[Records from a data source]
───
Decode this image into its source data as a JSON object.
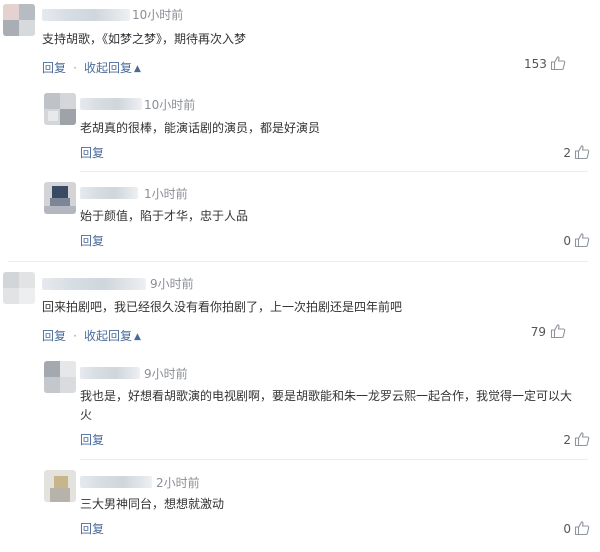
{
  "comments": [
    {
      "time": "10小时前",
      "text": "支持胡歌，《如梦之梦》，期待再次入梦",
      "reply_label": "回复",
      "sep": "·",
      "collapse_label": "收起回复",
      "likes": "153",
      "replies": [
        {
          "time": "10小时前",
          "text": "老胡真的很棒，能演话剧的演员，都是好演员",
          "reply_label": "回复",
          "likes": "2"
        },
        {
          "time": "1小时前",
          "text": "始于颜值，陷于才华，忠于人品",
          "reply_label": "回复",
          "likes": "0"
        }
      ]
    },
    {
      "time": "9小时前",
      "text": "回来拍剧吧，我已经很久没有看你拍剧了，上一次拍剧还是四年前吧",
      "reply_label": "回复",
      "sep": "·",
      "collapse_label": "收起回复",
      "likes": "79",
      "replies": [
        {
          "time": "9小时前",
          "text_line1": "我也是，好想看胡歌演的电视剧啊，要是胡歌能和朱一龙罗云熙一起合作，我觉得一定可以大",
          "text_line2": "火",
          "reply_label": "回复",
          "likes": "2"
        },
        {
          "time": "2小时前",
          "text": "三大男神同台，想想就激动",
          "reply_label": "回复",
          "likes": "0"
        }
      ]
    }
  ],
  "icons": {
    "thumb": "thumbs-up-icon",
    "caret": "caret-up-icon"
  }
}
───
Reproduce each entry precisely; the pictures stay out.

Decode this image into its source data as a JSON object.
{
  "comments": [
    {
      "time": "10小时前",
      "text": "支持胡歌，《如梦之梦》，期待再次入梦",
      "reply_label": "回复",
      "sep": "·",
      "collapse_label": "收起回复",
      "likes": "153",
      "replies": [
        {
          "time": "10小时前",
          "text": "老胡真的很棒，能演话剧的演员，都是好演员",
          "reply_label": "回复",
          "likes": "2"
        },
        {
          "time": "1小时前",
          "text": "始于颜值，陷于才华，忠于人品",
          "reply_label": "回复",
          "likes": "0"
        }
      ]
    },
    {
      "time": "9小时前",
      "text": "回来拍剧吧，我已经很久没有看你拍剧了，上一次拍剧还是四年前吧",
      "reply_label": "回复",
      "sep": "·",
      "collapse_label": "收起回复",
      "likes": "79",
      "replies": [
        {
          "time": "9小时前",
          "text_line1": "我也是，好想看胡歌演的电视剧啊，要是胡歌能和朱一龙罗云熙一起合作，我觉得一定可以大",
          "text_line2": "火",
          "reply_label": "回复",
          "likes": "2"
        },
        {
          "time": "2小时前",
          "text": "三大男神同台，想想就激动",
          "reply_label": "回复",
          "likes": "0"
        }
      ]
    }
  ],
  "icons": {
    "thumb": "thumbs-up-icon",
    "caret": "caret-up-icon"
  }
}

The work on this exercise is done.